Anyone who knows me or has spent more than 5 minutes in my presence KNOWS that I am a devout carnivore. Like Homer Simpson, I rever the Pig as a magical creature who has given us many gifts, not least of which is Bacon, Canadian Bacon and Ribs. But I don't just love the meat trifecta of poultry, beef and pork, I love all forms of food. While I am no Anthony Bourdain, I do relish trying new and adventurous dishes, from roasted guinea pig to deep fried cockroaches.

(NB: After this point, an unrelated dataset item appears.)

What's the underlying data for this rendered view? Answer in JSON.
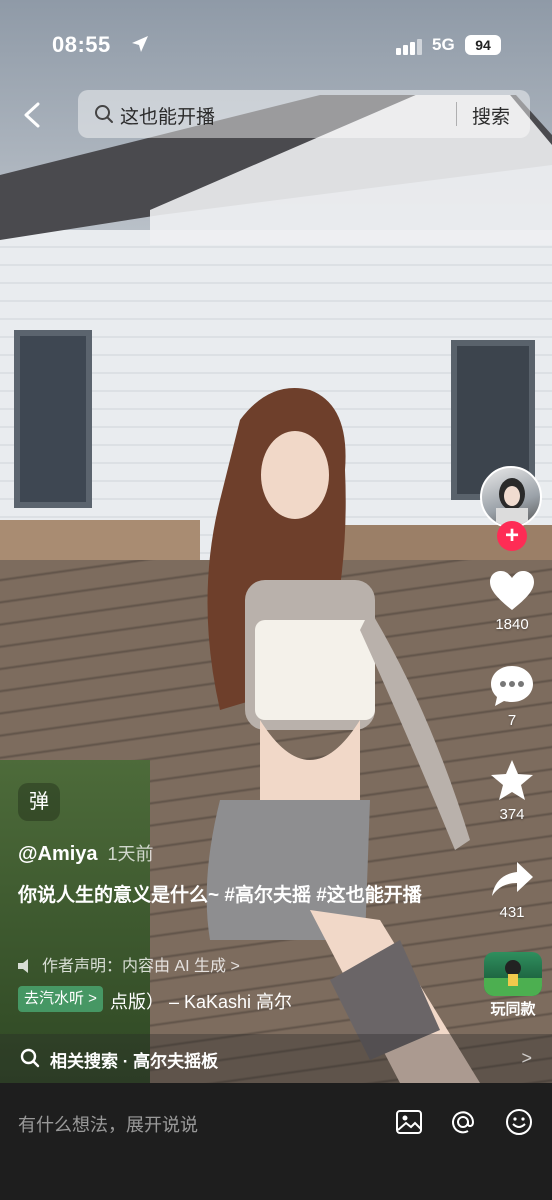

However, recently we had a lecture by Chef Tim discussing food safety and sustainable food and my carefree life as an ignorant consumer came to an end. It occurred to me for the first time that as a chef, it is part of my responsibility to know where my food is coming from, how it is feed and handled from the farm until it comes into my hands. As a normal consumer, I was perfectly content to ignore the farm to table movement and relished my 0.99/lb chicken specials. Alas, as a chef, knowing if your beef is fed grass or grain will affect the taste, texture and cooking method that you apply, so you really do need to know.

At FCI, all of the teachers are extremely passionate and Chef Tim, was certainly no exception. Perhaps it was his heartfelt belief in the subject matter or matter of fact lecture style, but somehow he managed to do what I thought was impossible, compel me to join the sustainable food movement. I think it was his discussion on Salmenella and Chicken that I found particularly disturbing. To paraphrase Chef Tim:

"Salmonella is a naturally occurring bacteria which in small quantities may not make you ill. But due to extremely unsanitary conditions at industrial farms, and the large doses of antibiotics and steroids given to the animals, the levels of salmonella in the United States Chicken supply have skyrocketed. In the early 1990's only 20% of the United States chicken had toxic levels of salmonella. A study in 2000, found 91% of chickens tested in the Unites States had levels of salmonella, which could make you sick if not cooked and handled correctly."

I don't know about you but that terrified me. I couldn't eat chicken for days. For perhaps the first time I understood that our insatiable demand for meat, no....that my insatiable appetite for meat and willingness to ignore how food was farmed and handled has contributed to current state of industrial raised meat. Now I am not saying that I will stop any of my friends while walking on the street and tell them that I am becoming vegan, but I do think that I owe it to myself, to learn more about how the food I love is handled.

Well it is dinner time, so I am off to practice my habillage ("dressing" or preparing poultry) skills on an organic grain fed chicken and make a roasted chicken dinner.

Bon Appétit